‘Something different’

Stating that a team from IISc had initially reached out to him for participation in the multispecialty hospital project it was setting up, Isaac asked them to come back with a different project “as I had previously also engaged in setting up a Centre for Geriatrics care at St Johns Hospital and a Paediatric care one at CMC Vellore and wanted to do something different”.

When IISc came back with a project to setup this centre to look at public health-related initiatives and develop this capacity in India in the area of public health, the Chairman of Quess immediately agreed. Stating his reason, he says ‘coming out of COVID that we were in right now, I have realised public health in a large way today centres around big data. You can’t find a better place than, IISc for big data today. So the combination of medical and clinical inputs, a practice of healthcare and big data made it a terrific combination that you can’t get anywhere else in India. And IISc’s reputation as an academic institution is right up there. It is only institute perhaps in the top 100 in the world from India. So it was an easy decision to make to partner with IISC to develop what could what can be perhaps India’s foremost centre for public health.”

Expertise in public health

Govindan Rangarajan, Director, Indian Institute of Science, said, “There is an acute need for India to have a world class centre for clinical and academic research in public health to be able to make quicker and more impactful strides in realising the goal of quality healthcare for all. The proposed centre will interface between all the departments of the IISc Medical School, and also other science and engineering departments of IISc in the context of public health research. In particular, the center will create a niche for health data science and analytics through close collaboration with the existing world-class computer science and data science departments at IISc, putting it on par with international counterparts like the Johns Hopkins Bloomberg School of Public Health. We are grateful for such contributions from philanthropic leaders like Mr and Mrs Isaac who make it possible for us to move from aspirations to actually realising our goals.”

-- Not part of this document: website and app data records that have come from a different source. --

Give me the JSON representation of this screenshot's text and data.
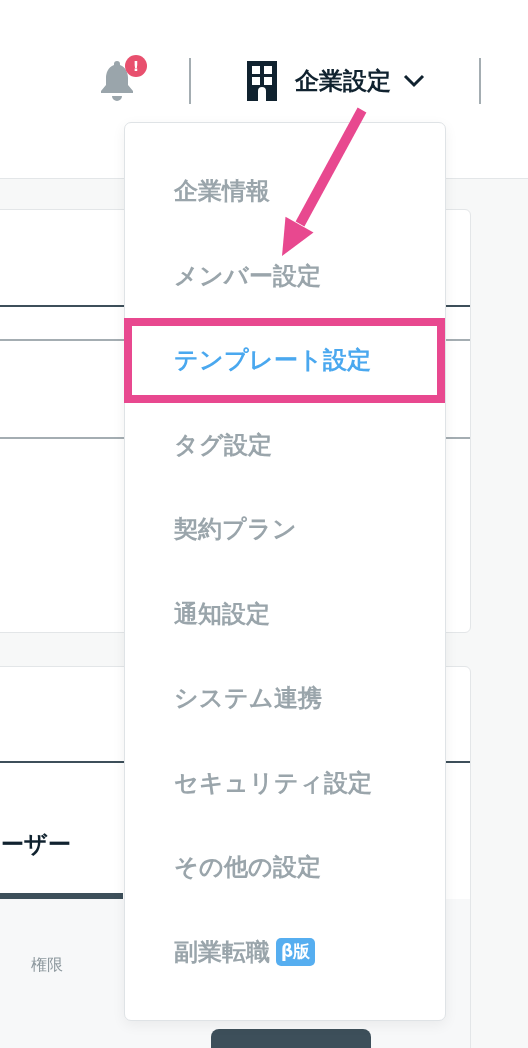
{
  "header": {
    "notification_badge": "!",
    "company_menu": {
      "label": "企業設定",
      "expanded": true
    }
  },
  "dropdown": {
    "items": [
      {
        "label": "企業情報",
        "selected": false,
        "annotated": false
      },
      {
        "label": "メンバー設定",
        "selected": false,
        "annotated": false
      },
      {
        "label": "テンプレート設定",
        "selected": true,
        "annotated": true
      },
      {
        "label": "タグ設定",
        "selected": false,
        "annotated": false
      },
      {
        "label": "契約プラン",
        "selected": false,
        "annotated": false
      },
      {
        "label": "通知設定",
        "selected": false,
        "annotated": false
      },
      {
        "label": "システム連携",
        "selected": false,
        "annotated": false
      },
      {
        "label": "セキュリティ設定",
        "selected": false,
        "annotated": false
      },
      {
        "label": "その他の設定",
        "selected": false,
        "annotated": false
      },
      {
        "label": "副業転職",
        "badge": "β版",
        "selected": false,
        "annotated": false
      }
    ]
  },
  "background": {
    "tab_label": "ーザー",
    "column_header": "権限"
  }
}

Commenting on the growing trend of first generation enetrepreneurs like himself contributing back to the society through such funding, Isaac said, “The scale of wealth that’s also created gives them the ability to carve out some of their harvests from their business into goals or objectives such as this. Also there’s a greater awareness of what the problem is in society and clearly health and education is staring you in the face. Government contribution to health and education is also falling over the years. It’s not as much as it should be. So the gap between what you want and what is available is also growing. And I think people are reacting to the situation and stepping up.”

Stating that the donation – which would be spread over the next four years – would be used to develop facilities, invest in capacity in terms of labs, equipment, Isaac said it would also aid in the academic progress of 10 doctoral students every year, plus about 30 other post-graudate students of the Centre. It would eventually thus produce 30 to 40 trained personnel with expertise in public health and policy. Part of the funds will also go to creating endowed chairs that will create capacity inside the institution for specific subject related matters.